(Interface dataset entries)
....

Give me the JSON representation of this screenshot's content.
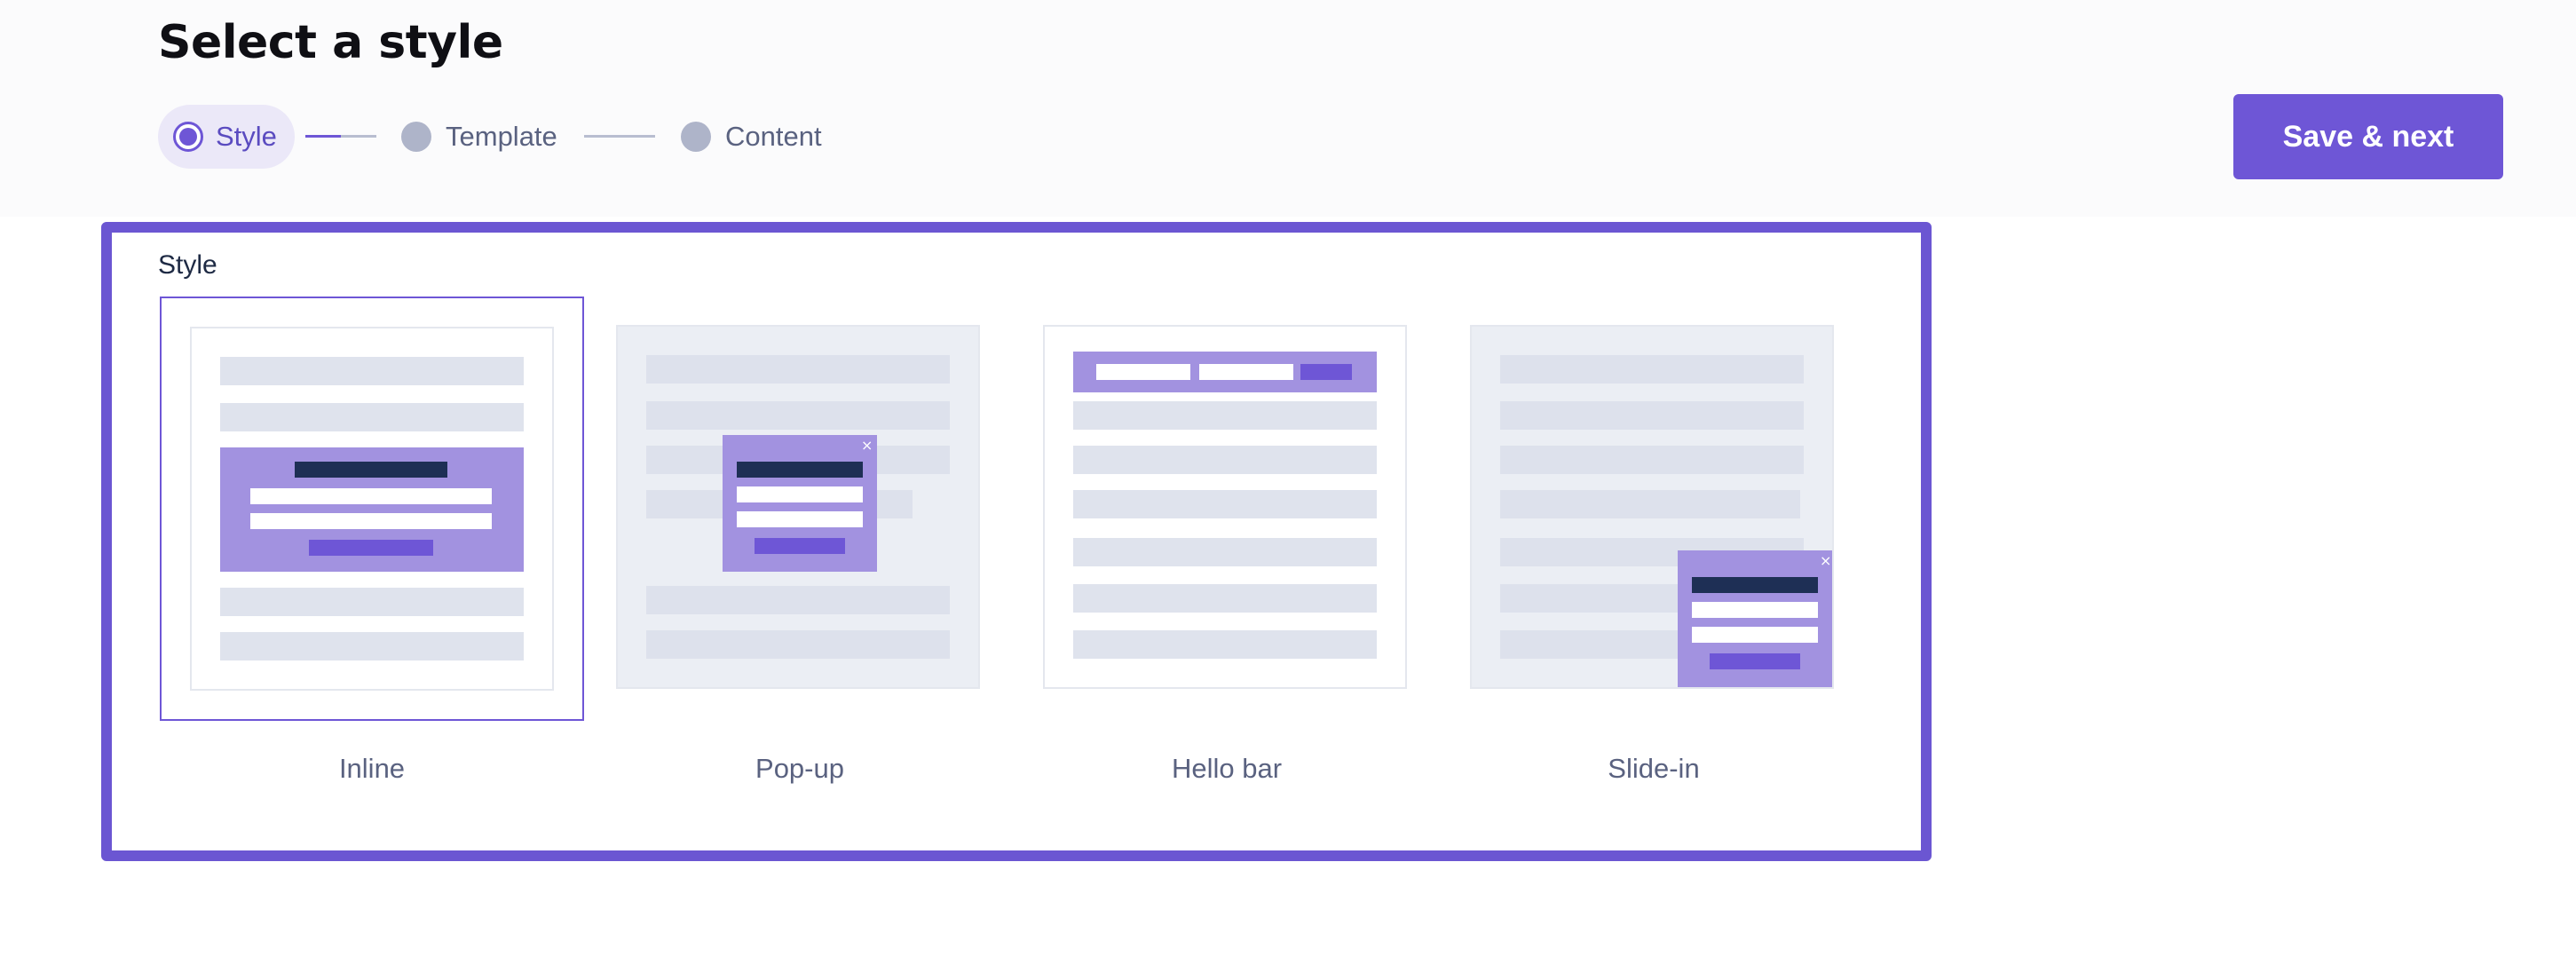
{
  "page": {
    "title": "Select a style"
  },
  "stepper": {
    "steps": [
      {
        "label": "Style",
        "state": "active"
      },
      {
        "label": "Template",
        "state": "upcoming"
      },
      {
        "label": "Content",
        "state": "upcoming"
      }
    ]
  },
  "actions": {
    "save_label": "Save & next"
  },
  "style_section": {
    "label": "Style",
    "selected": "Inline",
    "options": [
      {
        "label": "Inline"
      },
      {
        "label": "Pop-up"
      },
      {
        "label": "Hello bar"
      },
      {
        "label": "Slide-in"
      }
    ]
  },
  "colors": {
    "accent": "#6e56d6",
    "form_fill": "#a292e0",
    "form_title": "#1e2f55",
    "skeleton": "#dfe3ed"
  }
}
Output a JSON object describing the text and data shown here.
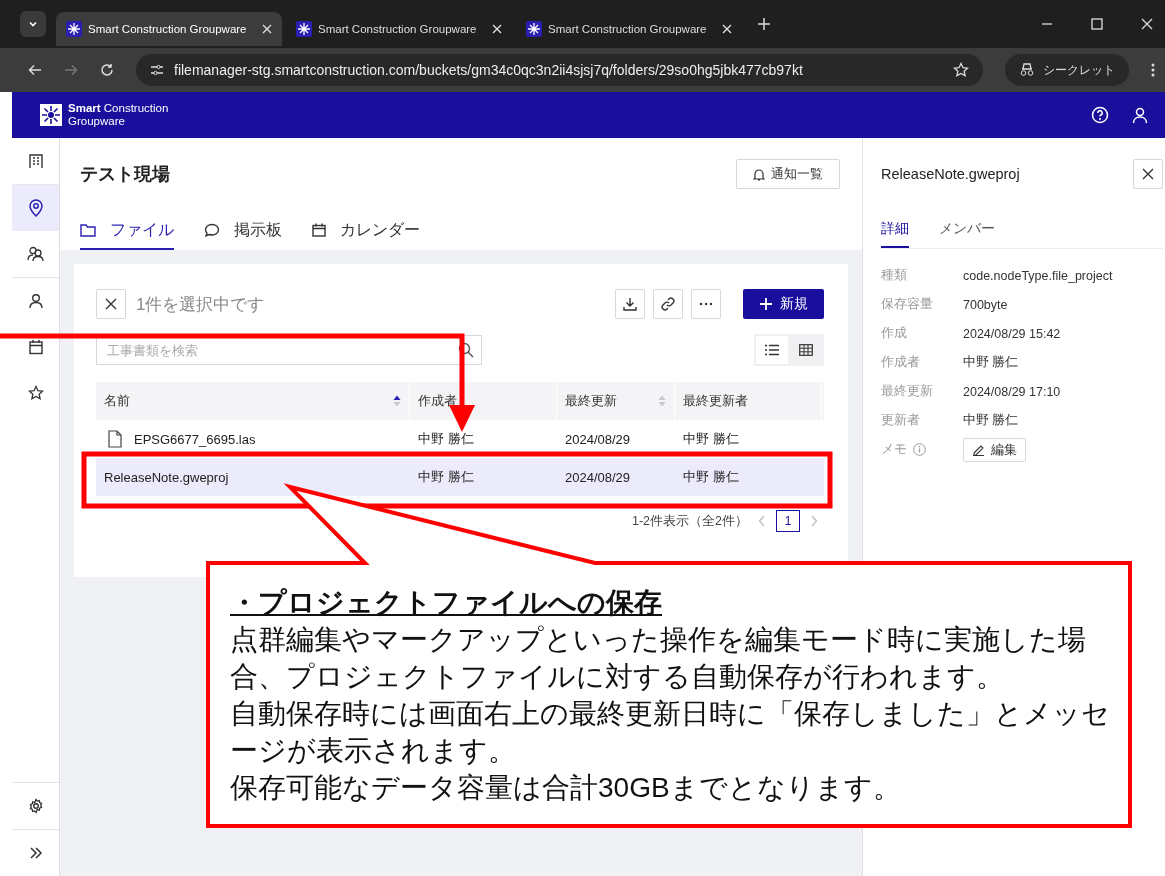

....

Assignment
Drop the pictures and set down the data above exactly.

Solved exercise
Give me the JSON representation of this screenshot's content.
{
  "page": {
    "title": "Select a style"
  },
  "stepper": {
    "steps": [
      {
        "label": "Style",
        "state": "active"
      },
      {
        "label": "Template",
        "state": "upcoming"
      },
      {
        "label": "Content",
        "state": "upcoming"
      }
    ]
  },
  "actions": {
    "save_label": "Save & next"
  },
  "style_section": {
    "label": "Style",
    "selected": "Inline",
    "options": [
      {
        "label": "Inline"
      },
      {
        "label": "Pop-up"
      },
      {
        "label": "Hello bar"
      },
      {
        "label": "Slide-in"
      }
    ]
  },
  "colors": {
    "accent": "#6e56d6",
    "form_fill": "#a292e0",
    "form_title": "#1e2f55",
    "skeleton": "#dfe3ed"
  }
}
Output a JSON object describing the text and data shown here.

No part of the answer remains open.